The health care ruling may be the most anticipated Supreme Court decision in a generation. Certainly, the business community has been watching the case very closely; the Chamber’s reaction to the ruling is here (in a nutshell: the ruling doesn’t change the reality that the health care law is fundamentally flawed; and the law must be replaced).
For those tuning into the Court for the first time, however, the narrow 5-4 decision might give the misleading impression that the Supreme Court is often divisive. But narrow 5-4 rulings are the exception at the Court, not the norm.
The Supreme Court’s health care ruling, written by Chief Justice John Roberts, a conservative justice who joined the Court’s four liberal justices to uphold the law, also underscores that most cases of interest to the business community are not decided along ideological lines.
While we might agree or disagree with a particular decision, by and large, the justices themselves – from left to right – agree on how most business cases should be decided.
Indeed, today’s Wall Street Journal reports on an eye-opening analysis of the Court’s business decisions this term, confirming that the business decisions are not the product of ideology:
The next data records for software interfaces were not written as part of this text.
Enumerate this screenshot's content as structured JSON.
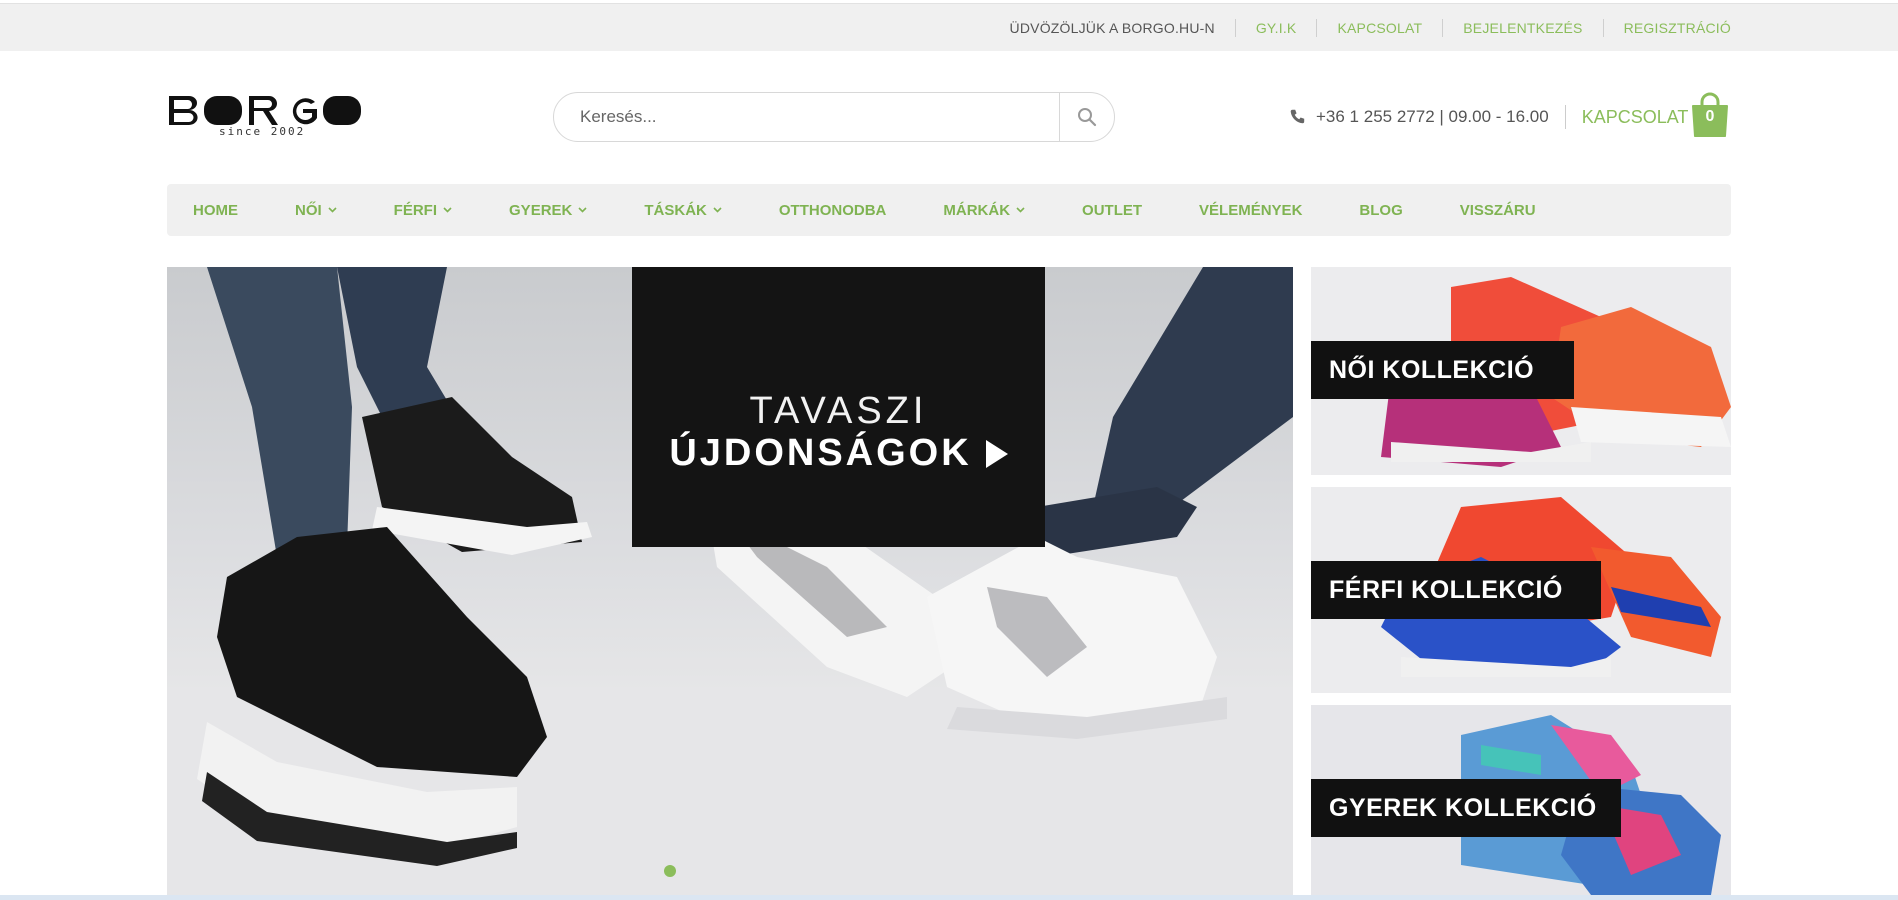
{
  "topbar": {
    "welcome": "ÜDVÖZÖLJÜK A BORGO.HU-N",
    "links": [
      "GY.I.K",
      "KAPCSOLAT",
      "BEJELENTKEZÉS",
      "REGISZTRÁCIÓ"
    ]
  },
  "header": {
    "logo_text": "BORGO",
    "logo_sub": "since 2002",
    "search_placeholder": "Keresés...",
    "phone": "+36 1 255 2772 | 09.00 - 16.00",
    "contact_label": "KAPCSOLAT",
    "cart_count": "0"
  },
  "nav": {
    "items": [
      {
        "label": "HOME",
        "dropdown": false
      },
      {
        "label": "NŐI",
        "dropdown": true
      },
      {
        "label": "FÉRFI",
        "dropdown": true
      },
      {
        "label": "GYEREK",
        "dropdown": true
      },
      {
        "label": "TÁSKÁK",
        "dropdown": true
      },
      {
        "label": "OTTHONODBA",
        "dropdown": false
      },
      {
        "label": "MÁRKÁK",
        "dropdown": true
      },
      {
        "label": "OUTLET",
        "dropdown": false
      },
      {
        "label": "VÉLEMÉNYEK",
        "dropdown": false
      },
      {
        "label": "BLOG",
        "dropdown": false
      },
      {
        "label": "VISSZÁRU",
        "dropdown": false
      }
    ]
  },
  "hero": {
    "line1": "TAVASZI",
    "line2": "ÚJDONSÁGOK"
  },
  "collections": [
    {
      "label": "NŐI KOLLEKCIÓ"
    },
    {
      "label": "FÉRFI KOLLEKCIÓ"
    },
    {
      "label": "GYEREK KOLLEKCIÓ"
    }
  ],
  "colors": {
    "accent": "#8bbd5b",
    "nav_text": "#7fb352",
    "topbar_bg": "#f0f0f0",
    "dark_box": "#141414"
  }
}
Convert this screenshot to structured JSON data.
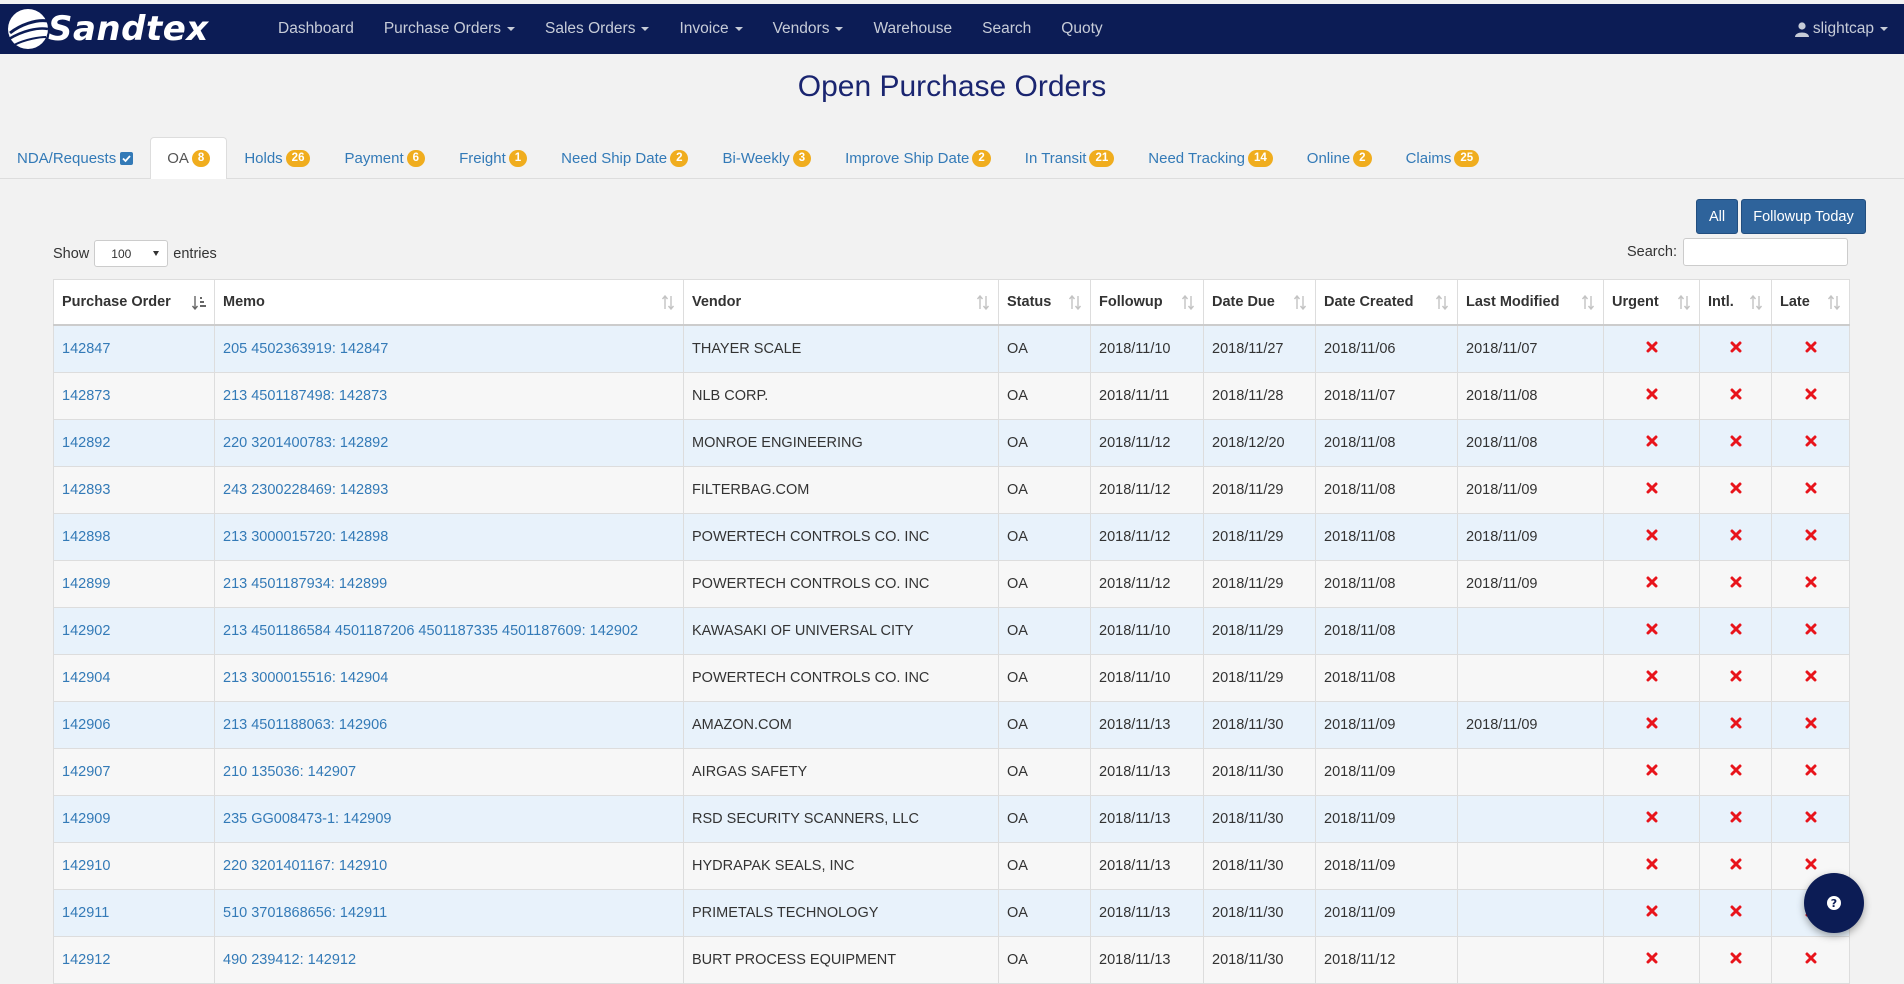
{
  "brand": {
    "name": "Sandtex"
  },
  "nav": {
    "items": [
      {
        "label": "Dashboard",
        "dropdown": false
      },
      {
        "label": "Purchase Orders",
        "dropdown": true
      },
      {
        "label": "Sales Orders",
        "dropdown": true
      },
      {
        "label": "Invoice",
        "dropdown": true
      },
      {
        "label": "Vendors",
        "dropdown": true
      },
      {
        "label": "Warehouse",
        "dropdown": false
      },
      {
        "label": "Search",
        "dropdown": false
      },
      {
        "label": "Quoty",
        "dropdown": false
      }
    ],
    "user": "slightcap"
  },
  "page": {
    "title": "Open Purchase Orders"
  },
  "tabs": [
    {
      "label": "NDA/Requests",
      "badge": "",
      "checkbox": true,
      "active": false
    },
    {
      "label": "OA",
      "badge": "8",
      "active": true
    },
    {
      "label": "Holds",
      "badge": "26",
      "active": false
    },
    {
      "label": "Payment",
      "badge": "6",
      "active": false
    },
    {
      "label": "Freight",
      "badge": "1",
      "active": false
    },
    {
      "label": "Need Ship Date",
      "badge": "2",
      "active": false
    },
    {
      "label": "Bi-Weekly",
      "badge": "3",
      "active": false
    },
    {
      "label": "Improve Ship Date",
      "badge": "2",
      "active": false
    },
    {
      "label": "In Transit",
      "badge": "21",
      "active": false
    },
    {
      "label": "Need Tracking",
      "badge": "14",
      "active": false
    },
    {
      "label": "Online",
      "badge": "2",
      "active": false
    },
    {
      "label": "Claims",
      "badge": "25",
      "active": false
    }
  ],
  "buttons": {
    "all": "All",
    "followup": "Followup Today"
  },
  "controls": {
    "show_label": "Show",
    "entries_value": "100",
    "entries_label": "entries",
    "search_label": "Search:",
    "search_value": ""
  },
  "table": {
    "columns": [
      "Purchase Order",
      "Memo",
      "Vendor",
      "Status",
      "Followup",
      "Date Due",
      "Date Created",
      "Last Modified",
      "Urgent",
      "Intl.",
      "Late"
    ],
    "rows": [
      {
        "po": "142847",
        "memo": "205 4502363919: 142847",
        "vendor": "THAYER SCALE",
        "status": "OA",
        "followup": "2018/11/10",
        "due": "2018/11/27",
        "created": "2018/11/06",
        "modified": "2018/11/07"
      },
      {
        "po": "142873",
        "memo": "213 4501187498: 142873",
        "vendor": "NLB CORP.",
        "status": "OA",
        "followup": "2018/11/11",
        "due": "2018/11/28",
        "created": "2018/11/07",
        "modified": "2018/11/08"
      },
      {
        "po": "142892",
        "memo": "220 3201400783: 142892",
        "vendor": "MONROE ENGINEERING",
        "status": "OA",
        "followup": "2018/11/12",
        "due": "2018/12/20",
        "created": "2018/11/08",
        "modified": "2018/11/08"
      },
      {
        "po": "142893",
        "memo": "243 2300228469: 142893",
        "vendor": "FILTERBAG.COM",
        "status": "OA",
        "followup": "2018/11/12",
        "due": "2018/11/29",
        "created": "2018/11/08",
        "modified": "2018/11/09"
      },
      {
        "po": "142898",
        "memo": "213 3000015720: 142898",
        "vendor": "POWERTECH CONTROLS CO. INC",
        "status": "OA",
        "followup": "2018/11/12",
        "due": "2018/11/29",
        "created": "2018/11/08",
        "modified": "2018/11/09"
      },
      {
        "po": "142899",
        "memo": "213 4501187934: 142899",
        "vendor": "POWERTECH CONTROLS CO. INC",
        "status": "OA",
        "followup": "2018/11/12",
        "due": "2018/11/29",
        "created": "2018/11/08",
        "modified": "2018/11/09"
      },
      {
        "po": "142902",
        "memo": "213 4501186584 4501187206 4501187335 4501187609: 142902",
        "vendor": "KAWASAKI OF UNIVERSAL CITY",
        "status": "OA",
        "followup": "2018/11/10",
        "due": "2018/11/29",
        "created": "2018/11/08",
        "modified": ""
      },
      {
        "po": "142904",
        "memo": "213 3000015516: 142904",
        "vendor": "POWERTECH CONTROLS CO. INC",
        "status": "OA",
        "followup": "2018/11/10",
        "due": "2018/11/29",
        "created": "2018/11/08",
        "modified": ""
      },
      {
        "po": "142906",
        "memo": "213 4501188063: 142906",
        "vendor": "AMAZON.COM",
        "status": "OA",
        "followup": "2018/11/13",
        "due": "2018/11/30",
        "created": "2018/11/09",
        "modified": "2018/11/09"
      },
      {
        "po": "142907",
        "memo": "210 135036: 142907",
        "vendor": "AIRGAS SAFETY",
        "status": "OA",
        "followup": "2018/11/13",
        "due": "2018/11/30",
        "created": "2018/11/09",
        "modified": ""
      },
      {
        "po": "142909",
        "memo": "235 GG008473-1: 142909",
        "vendor": "RSD SECURITY SCANNERS, LLC",
        "status": "OA",
        "followup": "2018/11/13",
        "due": "2018/11/30",
        "created": "2018/11/09",
        "modified": ""
      },
      {
        "po": "142910",
        "memo": "220 3201401167: 142910",
        "vendor": "HYDRAPAK SEALS, INC",
        "status": "OA",
        "followup": "2018/11/13",
        "due": "2018/11/30",
        "created": "2018/11/09",
        "modified": ""
      },
      {
        "po": "142911",
        "memo": "510 3701868656: 142911",
        "vendor": "PRIMETALS TECHNOLOGY",
        "status": "OA",
        "followup": "2018/11/13",
        "due": "2018/11/30",
        "created": "2018/11/09",
        "modified": ""
      },
      {
        "po": "142912",
        "memo": "490 239412: 142912",
        "vendor": "BURT PROCESS EQUIPMENT",
        "status": "OA",
        "followup": "2018/11/13",
        "due": "2018/11/30",
        "created": "2018/11/12",
        "modified": ""
      }
    ]
  },
  "colors": {
    "navbar": "#0c1c55",
    "link": "#337ab7",
    "badge": "#f0ad1e",
    "flag_no": "#e8141b"
  },
  "icons": {
    "user": "user-icon",
    "flag": "x-icon",
    "help": "question-icon",
    "sort": "sort-icon"
  }
}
93% of the cases [of interest to the business community] were decided by majorities that cut across the usual ideological lines. Moreover, 18 of the cases (or 64%) were decided by lopsided majorities, in which there were fewer than two dissents. This latter category spanned cases on labor relations, free speech, telecom issues, broadcast regulations, securities litigation, patents, benefits and environmental rules. And of these, 13 were unanimous. The left tends to neglect these frequent moments of unity in its drive to portray the Roberts Court as radical and right-wing when it is neither.
The numbers highlighted by WSJ are a compelling rebuttal to the misleading, misinformed, and tired trope that the Court decides cases in a knee-jerk, ideological fashion.
But what explains the relative consensus on the Court in business cases? Once again, WSJ hits the nail on the head:
These percentages are not a one-year aberration, as they are roughly the same for the 34 cases of business interest that the Court decided in its 2010 term. The reason probably has less to do with any ideological predilections among the judges than with the fact that businesses are often forced to defend themselves in court against regulations and lawsuits that are patently illegal.
That sounds about right to us. The business community often finds itself playing defense in the courts against the never-ending onslaught of frivolous, lawyer-driven lawsuits, as well as imbalanced and unlawful regulations.
You can check out a list of cases of interest to the business community on the website of the National Chamber Litigation Center, the Chamber’s public policy law firm.